> Task: Where the string "JSON" occurs in a line of the entries below, copy that line.

> Interface dataset entries:
────────────────

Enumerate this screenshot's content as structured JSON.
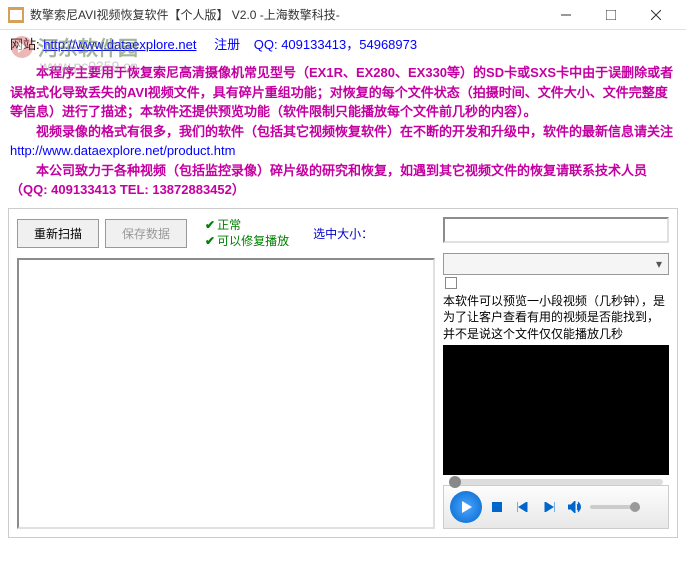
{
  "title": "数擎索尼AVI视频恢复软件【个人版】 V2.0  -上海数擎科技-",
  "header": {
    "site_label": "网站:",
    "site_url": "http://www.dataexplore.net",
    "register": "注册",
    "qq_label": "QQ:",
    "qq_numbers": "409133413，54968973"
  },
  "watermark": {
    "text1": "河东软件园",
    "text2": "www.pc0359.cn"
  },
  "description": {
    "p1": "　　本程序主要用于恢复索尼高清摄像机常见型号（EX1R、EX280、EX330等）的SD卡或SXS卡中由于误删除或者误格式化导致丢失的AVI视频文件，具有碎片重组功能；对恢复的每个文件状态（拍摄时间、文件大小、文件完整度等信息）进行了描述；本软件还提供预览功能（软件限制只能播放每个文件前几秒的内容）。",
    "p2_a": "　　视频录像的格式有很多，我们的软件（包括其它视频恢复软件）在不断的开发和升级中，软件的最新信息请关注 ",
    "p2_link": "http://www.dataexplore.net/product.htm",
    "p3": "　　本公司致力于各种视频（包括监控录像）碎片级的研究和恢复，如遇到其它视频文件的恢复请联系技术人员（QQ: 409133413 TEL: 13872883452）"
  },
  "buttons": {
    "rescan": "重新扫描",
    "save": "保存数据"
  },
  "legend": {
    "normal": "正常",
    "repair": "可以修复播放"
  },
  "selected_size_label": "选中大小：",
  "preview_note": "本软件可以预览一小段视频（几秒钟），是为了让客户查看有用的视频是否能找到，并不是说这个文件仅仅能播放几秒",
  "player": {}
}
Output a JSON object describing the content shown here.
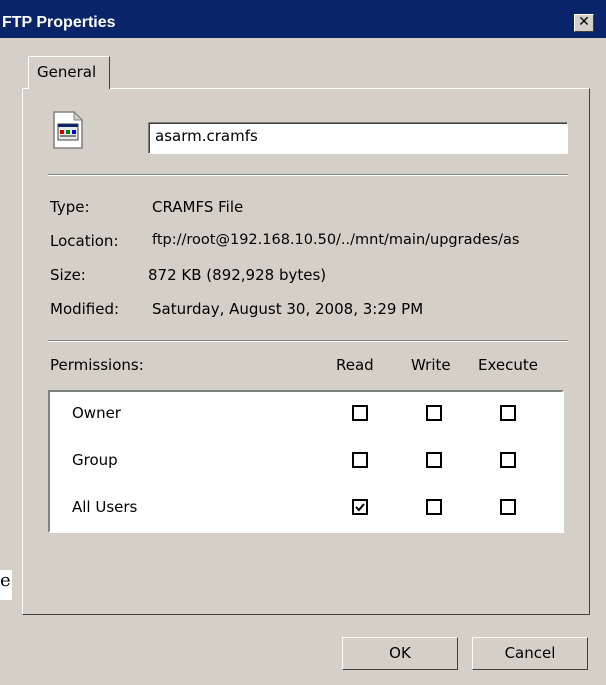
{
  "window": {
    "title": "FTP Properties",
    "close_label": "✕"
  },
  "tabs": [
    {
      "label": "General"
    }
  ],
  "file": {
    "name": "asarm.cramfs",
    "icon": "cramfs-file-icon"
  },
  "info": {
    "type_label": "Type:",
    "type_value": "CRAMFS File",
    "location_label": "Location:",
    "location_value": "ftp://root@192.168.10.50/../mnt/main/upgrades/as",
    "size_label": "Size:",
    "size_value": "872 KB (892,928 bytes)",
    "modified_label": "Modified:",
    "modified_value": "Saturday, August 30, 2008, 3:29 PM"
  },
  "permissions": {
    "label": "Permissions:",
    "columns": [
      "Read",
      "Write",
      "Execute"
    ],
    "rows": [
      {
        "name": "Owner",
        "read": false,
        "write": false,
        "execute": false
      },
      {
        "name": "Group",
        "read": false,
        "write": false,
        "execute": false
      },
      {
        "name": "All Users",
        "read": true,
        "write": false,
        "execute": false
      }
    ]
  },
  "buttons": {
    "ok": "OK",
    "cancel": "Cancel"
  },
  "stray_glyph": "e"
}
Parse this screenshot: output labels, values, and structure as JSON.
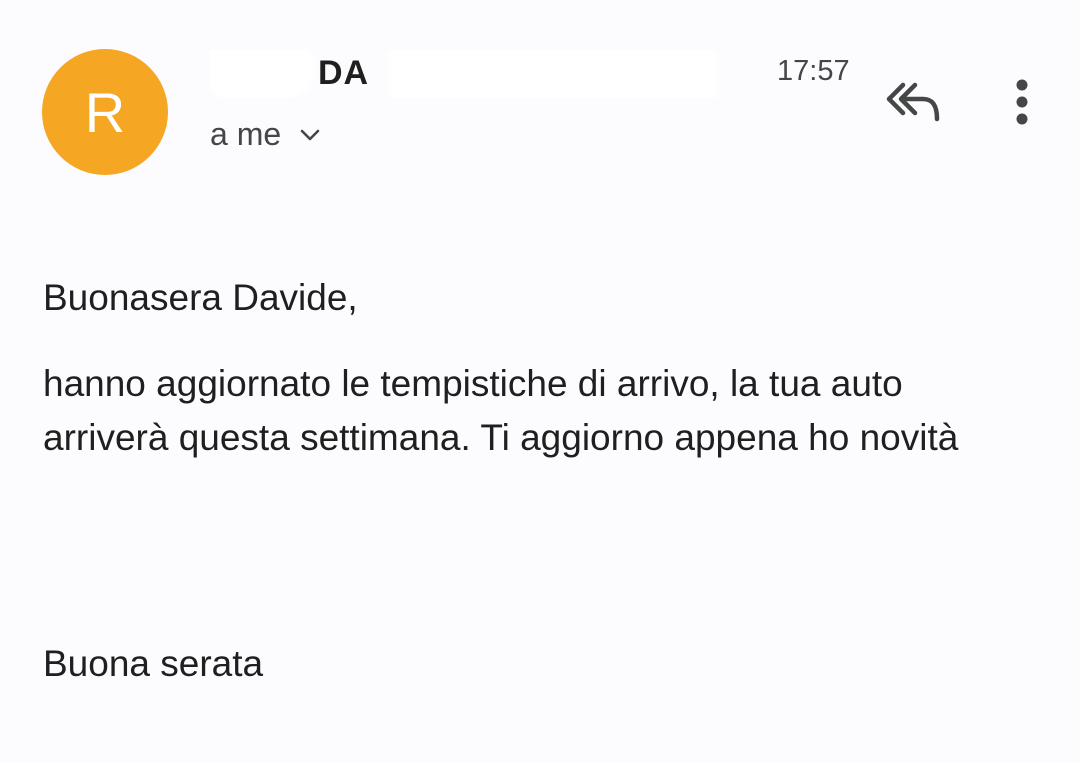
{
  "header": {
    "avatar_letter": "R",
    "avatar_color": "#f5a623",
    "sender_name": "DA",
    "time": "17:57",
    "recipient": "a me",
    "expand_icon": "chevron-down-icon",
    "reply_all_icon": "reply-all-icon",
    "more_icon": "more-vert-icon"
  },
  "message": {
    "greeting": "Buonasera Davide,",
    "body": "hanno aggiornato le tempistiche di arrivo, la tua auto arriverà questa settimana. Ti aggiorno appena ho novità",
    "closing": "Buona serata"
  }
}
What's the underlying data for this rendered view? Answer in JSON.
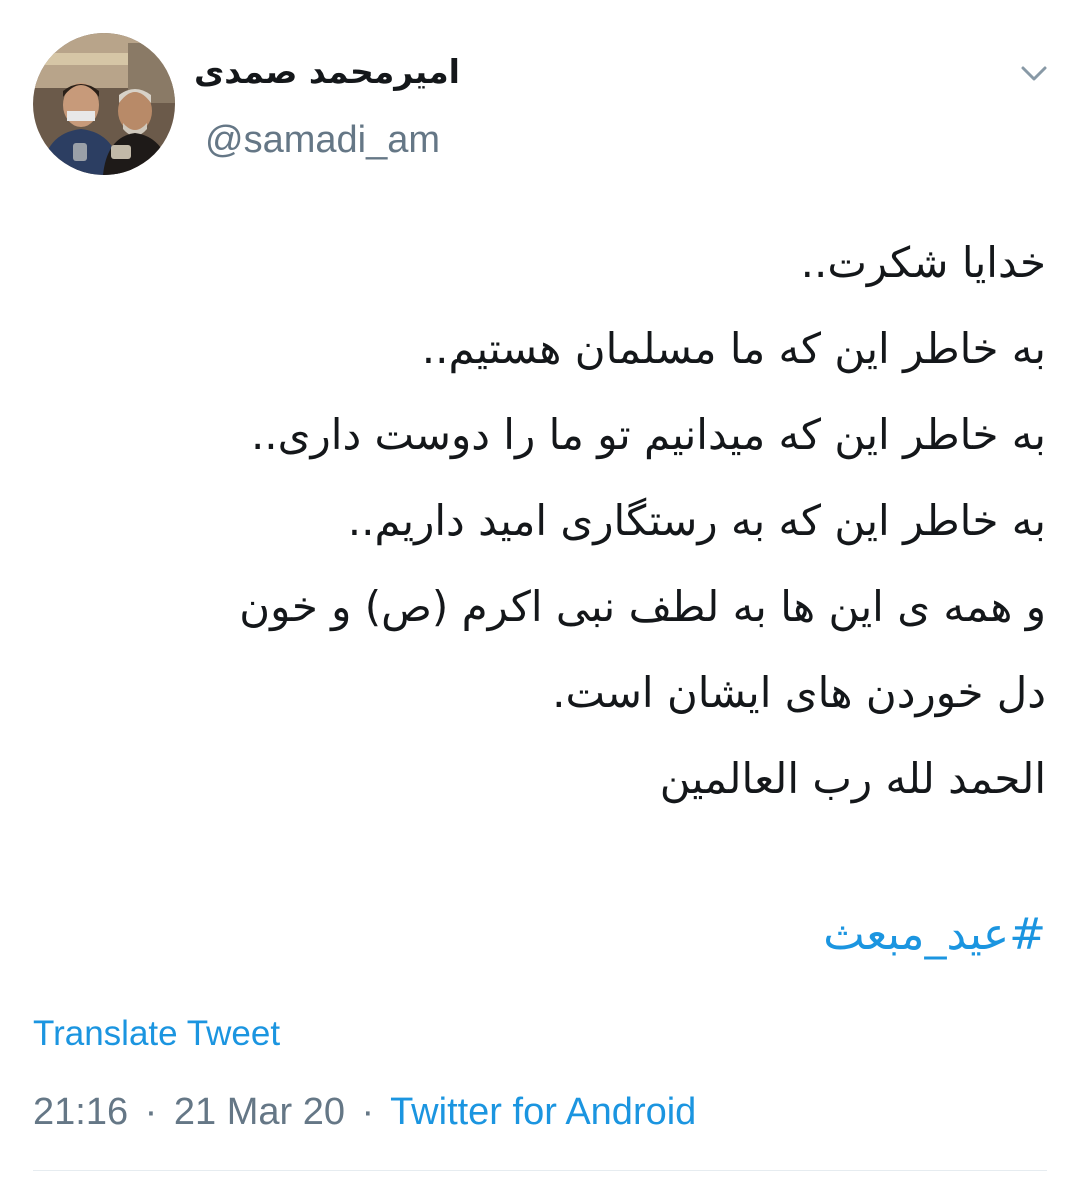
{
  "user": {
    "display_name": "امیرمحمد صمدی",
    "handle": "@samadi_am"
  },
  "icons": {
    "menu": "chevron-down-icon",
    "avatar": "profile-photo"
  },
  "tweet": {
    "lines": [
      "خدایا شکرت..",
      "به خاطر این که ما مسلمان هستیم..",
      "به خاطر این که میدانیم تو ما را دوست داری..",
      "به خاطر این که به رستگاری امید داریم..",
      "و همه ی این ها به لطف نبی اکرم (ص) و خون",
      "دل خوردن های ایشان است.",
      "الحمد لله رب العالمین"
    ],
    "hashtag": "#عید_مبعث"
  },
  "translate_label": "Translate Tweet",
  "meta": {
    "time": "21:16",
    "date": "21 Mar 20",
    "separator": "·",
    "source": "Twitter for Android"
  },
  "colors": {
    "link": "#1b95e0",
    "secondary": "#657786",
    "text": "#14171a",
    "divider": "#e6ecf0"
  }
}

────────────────

> Your solution:
Enumerate this screenshot's content as structured JSON.
Output a JSON object describing the content shown here.
Parse this screenshot: output labels, values, and structure as JSON.
What's the underlying data for this rendered view? Answer in JSON.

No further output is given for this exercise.